Is your chocolate perishable?
You can send chocolate as long as it’s not perishable—i.e. it won’t spoil if it’s not kept refrigerated or frozen. Perishable foodstuffs are prohibited by parcel couriers.
Non-perishable foods are those that have a long shelf-life, such as crackers, peanut butter, canned fruit or canned meat—or chocolate you can store in a cool, dry place such as a cupboard.
If a courier doesn't permit any kind of food, even non-perishable, this will be listed in their service restrictions.
Will chocolate melt in transit?

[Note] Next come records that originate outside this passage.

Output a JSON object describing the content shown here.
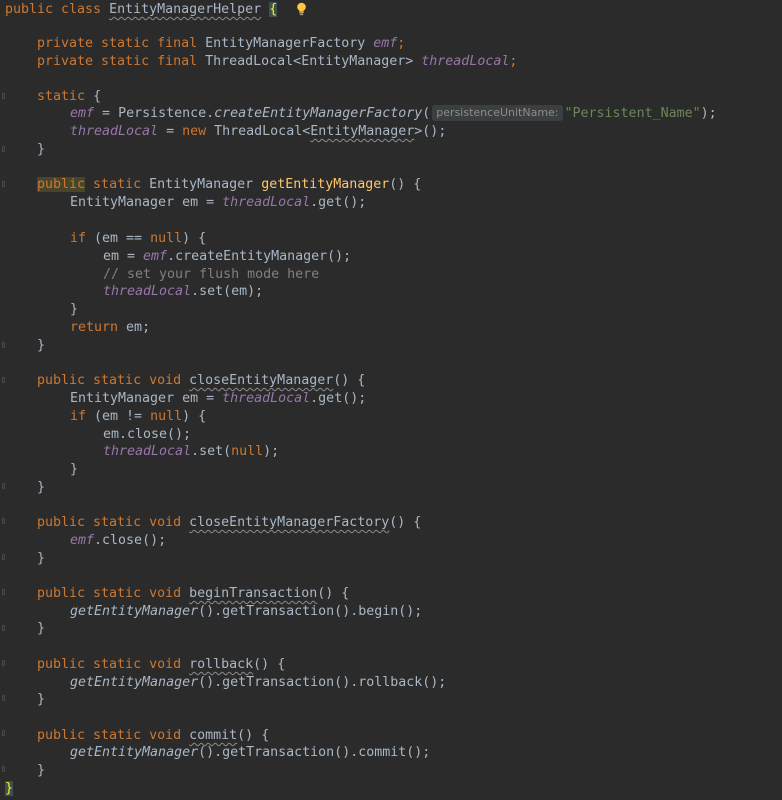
{
  "code": {
    "class_kw": "public class",
    "class_name": "EntityManagerHelper",
    "class_open": "{",
    "kw_private_static_final": "private static final",
    "emf_type": "EntityManagerFactory",
    "emf": "emf",
    "threadlocal_type": "ThreadLocal<EntityManager>",
    "threadLocal": "threadLocal",
    "semicolon": ";",
    "open_brace": "{",
    "close_brace": "}",
    "kw_static": "static",
    "eq": " = ",
    "persistence_call": "Persistence.",
    "create_emf": "createEntityManagerFactory",
    "paren_open": "(",
    "param_hint": "persistenceUnitName:",
    "unit_name": "\"Persistent_Name\"",
    "call_end": ");",
    "kw_new": "new",
    "threadlocal_ctor_a": "ThreadLocal<",
    "entity_manager": "EntityManager",
    "threadlocal_ctor_b": ">();",
    "kw_public": "public",
    "kw_static_sp": " static ",
    "return_type": "EntityManager",
    "get_em_name": "getEntityManager",
    "method_sig_end": "() {",
    "em_decl": "EntityManager em = ",
    "get_call": ".get();",
    "kw_if": "if",
    "cond_null": " (em == ",
    "kw_null": "null",
    "cond_end": ") {",
    "em_assign": "em = ",
    "create_em_call": ".createEntityManager();",
    "flush_comment": "// set your flush mode here",
    "set_em": ".set(em);",
    "kw_return": "return",
    "return_em": " em;",
    "kw_public_static_void": "public static void",
    "close_em_name": "closeEntityManager",
    "cond_not_null": " (em != ",
    "em_close": "em.close();",
    "set_open": ".set(",
    "paren_semicolon": ");",
    "close_emf_name": "closeEntityManagerFactory",
    "emf_close": ".close();",
    "begin_tx_name": "beginTransaction",
    "call_get_em": "getEntityManager",
    "begin_chain": "().getTransaction().begin();",
    "rollback_name": "rollback",
    "rollback_chain": "().getTransaction().rollback();",
    "commit_name": "commit",
    "commit_chain": "().getTransaction().commit();"
  },
  "colors": {
    "background": "#2b2b2b",
    "keyword": "#cc7832",
    "field": "#9876aa",
    "method_declaration": "#ffc66d",
    "string": "#6a8759",
    "comment": "#808080",
    "text": "#a9b7c6"
  },
  "icons": {
    "intention_bulb": "lightbulb-icon"
  }
}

Chocolate can turn chalky in warm storage conditions, due to changes in the fat or sugar content. Most chocolate will melt at around 25-30 degrees Celsius, though this varies depending on the type.
The cardboard boxes typically used for parcels are not temperature-controlled. This may be an issue if you are sending to or from a hot or tropical country.
To help keep your chocolate cool, place styrofoam coolers inside your box, and wrap the chocolate in aluminium foil. You can use cool packs or ice packs, which can help for a limited time, but not dry ice. Remember to refrigerate the chocolate for as long as possible before transit.
It may be worth opting for an express service to shorten the transit time, and only sending chocolate at certain times of the year if you’re sending to warmer countries.
Are there any customs issues with chocolate?
While there is usually no problem sending non-perishable chocolate, you should always check the specific customs regulations for your destination country.
For example, Kinder eggs are banned in the USA because there is a ban on toys embedded in confectionary. Also, FDA prior notice is required when sending any kind of food to the USA - you can download a PDF guide (right-click, Save As) for registering with the FDA.
Send chocolate by courier with Transglobal Express. We offer a range of discounted courier services from DHL, UPS, TNT, DPD and more.